The feet are an integral part of our balancing system. They are the means through which we meet the ground and negotiate the surface upon which we walk.
When we sprain an ankle or suffer a lower leg injury we lose the ability to walk in a balanced way and are more likely to re-injure the same joint. We habituate to the Trauma Reflex and may even walk with a limp. When our backs become chronically tight (Green Light Reflex) we may find ourselves walking heavily and heel-striking loudly. We may even experience shin splits when we run in this situation.
Humans are the only perfectly bipedal being on earth. When all goes well, our feet coordinate together beautifully with the legs, pelvis, and somatic center so we can stand up in gravity and move forward.
Many people, however, stuff their feet into hard, narrow shoes, put them into artificial and unnatural positions (such as when wearing high heels), and “support them” with orthotics and thick sneakers; both orthotics and thick “supportive” shoes only “prop up” the problems in the center of the body. They in fact, can make things worse by preventing our feet from sensing and feeling the surface they stand on and responding to the sensory feedback that would ideally help them know where they are in space. Our proprioceptive abilities diminish the more we have between our feet and the ground beneath them.
Some people are told that problems such as hammertoe, bunions, and neuromas are always heredity structural problems when, in many cases, they can develop due to functional imbalances in the center of the body. When we stop training our feet to sense and feel we can forget how to use our feet and toes over time.
The muscles of the feet are no different from any other muscles in the body: they can learn to be flexible, responsive to movement, and highly efficient. They can also learn to stay tight and contracted, making walking unpleasant, cumbersome, clumsy and painful – especially when barefoot. Sensory motor training can help prevent the need for orthotics as you regain the ability to walk smoothly, lightly and evenly, using both legs and feet.
Problems of the feet develop in the lower leg due to imbalances in the muscles of the center of the body.
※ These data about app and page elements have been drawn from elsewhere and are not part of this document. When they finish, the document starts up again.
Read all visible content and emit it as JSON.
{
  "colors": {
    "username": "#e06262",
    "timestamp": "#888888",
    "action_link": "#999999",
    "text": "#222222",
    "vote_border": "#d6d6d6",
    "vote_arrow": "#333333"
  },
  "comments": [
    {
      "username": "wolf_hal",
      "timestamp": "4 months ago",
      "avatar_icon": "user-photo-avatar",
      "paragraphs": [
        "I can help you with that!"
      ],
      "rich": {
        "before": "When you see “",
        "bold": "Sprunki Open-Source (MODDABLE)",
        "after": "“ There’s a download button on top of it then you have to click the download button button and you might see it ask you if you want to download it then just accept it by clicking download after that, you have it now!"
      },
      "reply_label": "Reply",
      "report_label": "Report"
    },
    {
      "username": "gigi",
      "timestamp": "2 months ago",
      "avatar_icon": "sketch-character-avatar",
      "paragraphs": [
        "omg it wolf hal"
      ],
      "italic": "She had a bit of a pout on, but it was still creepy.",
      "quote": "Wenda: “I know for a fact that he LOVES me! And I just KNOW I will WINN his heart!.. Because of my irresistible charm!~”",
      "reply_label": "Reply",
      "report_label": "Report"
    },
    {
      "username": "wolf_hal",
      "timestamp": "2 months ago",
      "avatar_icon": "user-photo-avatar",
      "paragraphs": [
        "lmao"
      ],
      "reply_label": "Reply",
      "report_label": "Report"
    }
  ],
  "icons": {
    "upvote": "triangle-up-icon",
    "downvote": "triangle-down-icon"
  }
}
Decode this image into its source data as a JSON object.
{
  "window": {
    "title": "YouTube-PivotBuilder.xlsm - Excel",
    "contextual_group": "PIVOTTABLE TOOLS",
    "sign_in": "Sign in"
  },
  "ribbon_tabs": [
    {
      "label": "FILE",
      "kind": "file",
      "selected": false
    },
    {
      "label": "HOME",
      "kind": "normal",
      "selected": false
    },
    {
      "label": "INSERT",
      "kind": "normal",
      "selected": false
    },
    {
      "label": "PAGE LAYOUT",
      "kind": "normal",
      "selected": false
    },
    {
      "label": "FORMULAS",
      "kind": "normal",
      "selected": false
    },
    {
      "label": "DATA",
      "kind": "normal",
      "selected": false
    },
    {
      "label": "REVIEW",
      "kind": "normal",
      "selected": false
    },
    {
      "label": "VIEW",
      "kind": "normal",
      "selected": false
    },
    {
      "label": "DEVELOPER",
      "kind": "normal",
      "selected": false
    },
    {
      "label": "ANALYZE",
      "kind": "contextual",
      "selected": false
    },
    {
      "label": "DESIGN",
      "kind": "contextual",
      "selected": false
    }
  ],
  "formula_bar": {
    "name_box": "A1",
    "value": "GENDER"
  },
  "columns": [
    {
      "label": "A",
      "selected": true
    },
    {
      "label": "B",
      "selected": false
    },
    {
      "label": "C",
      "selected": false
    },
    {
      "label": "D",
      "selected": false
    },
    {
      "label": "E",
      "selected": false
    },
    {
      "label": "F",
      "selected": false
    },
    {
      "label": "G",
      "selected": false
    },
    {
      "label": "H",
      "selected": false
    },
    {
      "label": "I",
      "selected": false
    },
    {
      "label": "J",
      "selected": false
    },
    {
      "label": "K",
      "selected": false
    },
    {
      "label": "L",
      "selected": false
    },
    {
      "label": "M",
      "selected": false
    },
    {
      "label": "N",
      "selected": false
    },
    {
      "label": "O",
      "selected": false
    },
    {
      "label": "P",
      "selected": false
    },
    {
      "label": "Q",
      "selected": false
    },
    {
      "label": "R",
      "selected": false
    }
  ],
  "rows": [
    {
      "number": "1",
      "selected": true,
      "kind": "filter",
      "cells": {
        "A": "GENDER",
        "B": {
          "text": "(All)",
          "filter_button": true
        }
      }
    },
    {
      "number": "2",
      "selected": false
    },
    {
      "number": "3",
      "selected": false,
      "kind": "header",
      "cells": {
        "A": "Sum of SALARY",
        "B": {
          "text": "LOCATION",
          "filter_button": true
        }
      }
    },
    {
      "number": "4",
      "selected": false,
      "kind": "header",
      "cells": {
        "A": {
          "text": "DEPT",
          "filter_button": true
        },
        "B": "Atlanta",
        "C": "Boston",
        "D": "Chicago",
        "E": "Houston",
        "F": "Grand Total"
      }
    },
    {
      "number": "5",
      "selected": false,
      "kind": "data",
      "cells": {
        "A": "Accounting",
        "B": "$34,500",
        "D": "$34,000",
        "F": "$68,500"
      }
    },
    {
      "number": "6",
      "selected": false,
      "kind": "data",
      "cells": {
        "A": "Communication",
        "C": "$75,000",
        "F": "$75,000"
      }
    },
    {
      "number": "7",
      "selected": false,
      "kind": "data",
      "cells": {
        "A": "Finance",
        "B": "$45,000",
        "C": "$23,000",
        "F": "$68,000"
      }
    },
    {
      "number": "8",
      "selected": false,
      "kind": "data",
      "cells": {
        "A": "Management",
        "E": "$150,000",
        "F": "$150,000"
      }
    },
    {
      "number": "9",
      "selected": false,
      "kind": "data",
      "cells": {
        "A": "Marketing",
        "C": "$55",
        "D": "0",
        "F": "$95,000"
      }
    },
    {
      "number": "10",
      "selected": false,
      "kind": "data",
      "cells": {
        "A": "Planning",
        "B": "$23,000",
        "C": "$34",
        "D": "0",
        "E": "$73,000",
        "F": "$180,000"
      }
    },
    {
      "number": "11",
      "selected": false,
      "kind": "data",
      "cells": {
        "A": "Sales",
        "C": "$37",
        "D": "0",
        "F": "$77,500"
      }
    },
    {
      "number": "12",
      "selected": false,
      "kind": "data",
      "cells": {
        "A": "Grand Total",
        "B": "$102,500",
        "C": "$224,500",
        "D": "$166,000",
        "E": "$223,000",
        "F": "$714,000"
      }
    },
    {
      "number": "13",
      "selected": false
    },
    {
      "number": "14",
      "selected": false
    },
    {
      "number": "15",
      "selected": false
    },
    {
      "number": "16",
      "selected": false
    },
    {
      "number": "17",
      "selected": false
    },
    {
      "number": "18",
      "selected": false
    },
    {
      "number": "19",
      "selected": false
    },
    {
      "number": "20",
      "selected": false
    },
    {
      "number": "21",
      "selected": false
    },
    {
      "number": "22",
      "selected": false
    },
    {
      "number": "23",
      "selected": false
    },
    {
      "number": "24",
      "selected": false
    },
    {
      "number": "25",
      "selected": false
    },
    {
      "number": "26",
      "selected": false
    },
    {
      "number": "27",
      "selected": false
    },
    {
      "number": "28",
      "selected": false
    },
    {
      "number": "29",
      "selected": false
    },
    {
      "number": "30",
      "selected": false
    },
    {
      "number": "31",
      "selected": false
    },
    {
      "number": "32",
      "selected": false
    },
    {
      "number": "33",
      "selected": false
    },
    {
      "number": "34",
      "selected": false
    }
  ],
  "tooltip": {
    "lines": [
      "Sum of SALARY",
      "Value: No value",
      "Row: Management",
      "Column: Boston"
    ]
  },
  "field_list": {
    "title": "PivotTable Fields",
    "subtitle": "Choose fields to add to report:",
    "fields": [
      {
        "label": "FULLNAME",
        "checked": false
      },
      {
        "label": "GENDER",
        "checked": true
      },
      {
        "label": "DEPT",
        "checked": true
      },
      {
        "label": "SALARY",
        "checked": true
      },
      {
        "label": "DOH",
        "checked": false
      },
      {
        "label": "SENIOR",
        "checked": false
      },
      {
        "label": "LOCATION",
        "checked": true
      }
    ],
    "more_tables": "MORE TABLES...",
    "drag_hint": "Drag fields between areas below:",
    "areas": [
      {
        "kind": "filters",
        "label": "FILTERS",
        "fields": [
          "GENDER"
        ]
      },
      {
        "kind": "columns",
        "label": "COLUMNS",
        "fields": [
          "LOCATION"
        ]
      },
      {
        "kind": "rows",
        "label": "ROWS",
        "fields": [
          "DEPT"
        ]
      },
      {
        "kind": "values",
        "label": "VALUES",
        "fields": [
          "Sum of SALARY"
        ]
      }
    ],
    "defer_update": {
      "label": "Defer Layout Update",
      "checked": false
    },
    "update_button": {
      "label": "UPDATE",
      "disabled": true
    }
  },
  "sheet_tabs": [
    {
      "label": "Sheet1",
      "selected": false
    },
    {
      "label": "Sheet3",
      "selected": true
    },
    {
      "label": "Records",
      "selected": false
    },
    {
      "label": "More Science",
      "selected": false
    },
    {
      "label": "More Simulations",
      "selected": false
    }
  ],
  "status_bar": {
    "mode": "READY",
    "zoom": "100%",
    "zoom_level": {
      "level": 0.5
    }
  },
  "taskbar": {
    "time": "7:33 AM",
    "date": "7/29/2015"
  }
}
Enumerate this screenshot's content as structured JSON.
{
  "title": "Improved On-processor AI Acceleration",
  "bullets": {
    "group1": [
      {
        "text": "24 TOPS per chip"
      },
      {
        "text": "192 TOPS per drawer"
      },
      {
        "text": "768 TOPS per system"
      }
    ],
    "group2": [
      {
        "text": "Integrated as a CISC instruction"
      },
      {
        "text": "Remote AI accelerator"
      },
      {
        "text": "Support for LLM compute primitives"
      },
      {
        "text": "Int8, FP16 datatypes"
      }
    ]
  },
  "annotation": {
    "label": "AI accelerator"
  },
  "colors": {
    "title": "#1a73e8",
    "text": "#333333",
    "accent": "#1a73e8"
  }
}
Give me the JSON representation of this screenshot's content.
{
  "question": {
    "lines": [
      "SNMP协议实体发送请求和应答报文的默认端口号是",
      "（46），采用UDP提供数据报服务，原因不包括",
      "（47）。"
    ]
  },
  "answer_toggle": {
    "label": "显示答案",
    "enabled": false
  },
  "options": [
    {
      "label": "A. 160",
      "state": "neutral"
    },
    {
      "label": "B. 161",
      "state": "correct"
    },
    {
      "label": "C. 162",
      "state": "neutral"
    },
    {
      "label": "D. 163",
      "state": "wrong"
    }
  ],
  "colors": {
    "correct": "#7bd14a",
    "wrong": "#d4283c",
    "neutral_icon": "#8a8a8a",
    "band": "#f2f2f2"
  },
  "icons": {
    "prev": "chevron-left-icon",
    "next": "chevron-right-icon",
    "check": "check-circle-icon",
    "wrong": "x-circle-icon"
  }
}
How often have you stopped and noticed your feet and how your weight is distributed through your feet? Do you clutch your toes? If you tend to lean forward, slightly slumped in your posture, and stuck in the Red Light Reflex, you probably do. Clutching your toes keeps you from falling forward! This suggests a lack of balance in the center of the body. When you stand or walk do you tend to roll in or out on your feet? Notice this next time you walk. Notice whether you put more weight on one leg and foot than the other when you walk. Then make a note of which foot is more sore or painful (or has a bunion).
The more you move your feet the better your balance and gait will be.
In my book, Move Without Pain, I recommend getting reacquainted with your feet by playing with them. Did you ever wonder why babies play with their feet? They are a vast resource of information that provides critically important information for the brain. Once we stand up to gravity that information can help us with our proprioception and balance.
Laura Gates, taught a group of my Clinical Somatic Education practitioners-in-training in Europe how to explore the muscles and movement of the feet for happier, more flexible and “intelligent” feet. Below is an easy, fun video tutorial about how to remind the muscles of the feet (and lower legs) to stay relaxed and ready for action. Remember, the first step to happy feet is learning to regain sensation and control of the tight muscles of the back, waist and abdominals so you can stand easily in a balanced, neutral position. Then play with the movements on this video and enjoy your smooth, easy walk.